Basehor Historical Museum exhibit shines spotlight on wheat harvest
Kansas' staple crop, and the people who harvest it, are in the spotlight of the latest exhibit on display at the Basehor Historical Museum.
“Wheat People: Celebrating Kansas Harvest” provides a look at the history of Kansas wheat harvests, as well as a look at the modern-day lives of people in Kansas towns that still live and die by wheat farming.
Topics include the technological developments that have transformed wheat harvesting since it was done manually in the early 1800s, the struggles of wheat farmers to deal with the changing Kansas weather that poses a threat to their crops and the small towns where life stops as residents rally together when harvest time comes.
Ken Massingill, a museum volunteer, said the importance of wheat's history in Kansas was apparent in the crop's economic impact.
“From what I can remember, wheat has always been a big part of the economy of the state,” Massingill said.
The exhibit was provided to the museum by the Kansas Historical Society, and it is sponsored by Reece and Nichols Premier Realty in Basehor.

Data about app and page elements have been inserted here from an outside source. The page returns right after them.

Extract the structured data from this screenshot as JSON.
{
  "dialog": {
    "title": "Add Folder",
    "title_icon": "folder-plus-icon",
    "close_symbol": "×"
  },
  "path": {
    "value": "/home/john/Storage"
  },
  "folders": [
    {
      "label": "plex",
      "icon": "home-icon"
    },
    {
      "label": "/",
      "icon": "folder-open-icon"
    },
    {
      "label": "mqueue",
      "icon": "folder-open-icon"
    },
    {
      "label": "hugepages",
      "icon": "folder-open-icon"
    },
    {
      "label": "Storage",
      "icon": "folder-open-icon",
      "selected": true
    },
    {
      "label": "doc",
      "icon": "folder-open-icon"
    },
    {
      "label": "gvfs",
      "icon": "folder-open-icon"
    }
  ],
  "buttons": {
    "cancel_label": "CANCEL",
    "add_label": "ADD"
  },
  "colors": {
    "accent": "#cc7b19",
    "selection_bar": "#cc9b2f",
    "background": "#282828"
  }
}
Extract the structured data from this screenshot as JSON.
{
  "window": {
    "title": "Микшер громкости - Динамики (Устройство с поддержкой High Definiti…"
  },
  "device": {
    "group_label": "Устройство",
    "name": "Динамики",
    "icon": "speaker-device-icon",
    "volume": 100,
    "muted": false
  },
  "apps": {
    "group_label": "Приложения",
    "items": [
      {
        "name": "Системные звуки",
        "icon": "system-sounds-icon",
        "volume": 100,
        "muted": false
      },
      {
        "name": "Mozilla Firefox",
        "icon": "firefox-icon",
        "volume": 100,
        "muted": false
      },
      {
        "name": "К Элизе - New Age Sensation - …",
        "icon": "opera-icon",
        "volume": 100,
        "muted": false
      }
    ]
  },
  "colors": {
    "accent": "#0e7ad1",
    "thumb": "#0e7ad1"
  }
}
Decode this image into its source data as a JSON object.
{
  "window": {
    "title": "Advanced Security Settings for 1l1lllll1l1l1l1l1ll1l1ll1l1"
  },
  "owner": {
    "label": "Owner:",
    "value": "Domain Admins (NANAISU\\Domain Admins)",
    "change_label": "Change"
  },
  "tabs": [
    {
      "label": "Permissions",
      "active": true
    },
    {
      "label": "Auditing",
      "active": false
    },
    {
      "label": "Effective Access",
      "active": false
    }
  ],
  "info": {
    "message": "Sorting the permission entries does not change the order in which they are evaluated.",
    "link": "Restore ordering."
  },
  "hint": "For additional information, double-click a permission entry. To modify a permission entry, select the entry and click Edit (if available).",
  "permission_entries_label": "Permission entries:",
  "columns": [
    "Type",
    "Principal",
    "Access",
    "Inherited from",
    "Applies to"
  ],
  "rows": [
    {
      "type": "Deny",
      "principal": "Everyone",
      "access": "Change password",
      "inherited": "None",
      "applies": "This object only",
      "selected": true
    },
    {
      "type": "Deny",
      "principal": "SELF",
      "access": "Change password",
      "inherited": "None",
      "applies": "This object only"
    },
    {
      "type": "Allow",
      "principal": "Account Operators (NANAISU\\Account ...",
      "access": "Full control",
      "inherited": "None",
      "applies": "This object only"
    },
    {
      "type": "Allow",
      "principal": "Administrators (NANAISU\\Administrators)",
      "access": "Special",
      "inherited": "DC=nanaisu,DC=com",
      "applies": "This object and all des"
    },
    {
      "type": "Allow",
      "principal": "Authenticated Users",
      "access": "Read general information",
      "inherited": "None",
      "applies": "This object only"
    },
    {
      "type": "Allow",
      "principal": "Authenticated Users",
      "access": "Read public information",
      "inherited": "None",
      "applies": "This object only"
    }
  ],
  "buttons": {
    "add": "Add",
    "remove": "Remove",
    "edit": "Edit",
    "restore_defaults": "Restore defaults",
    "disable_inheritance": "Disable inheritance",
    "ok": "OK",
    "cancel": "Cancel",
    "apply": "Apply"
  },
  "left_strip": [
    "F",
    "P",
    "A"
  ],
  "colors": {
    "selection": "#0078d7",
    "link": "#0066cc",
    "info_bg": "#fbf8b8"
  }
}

It is on display through July 26 at the museum, 2812 N. 155th St., during its regular hours: 9 a.m.-noon Tuesdays, 1-4 p.m. Thursdays and 9 a.m.-2 p.m. Saturdays. Admission is free, though donations are accepted. For more details, call the museum at (913) 724-4022.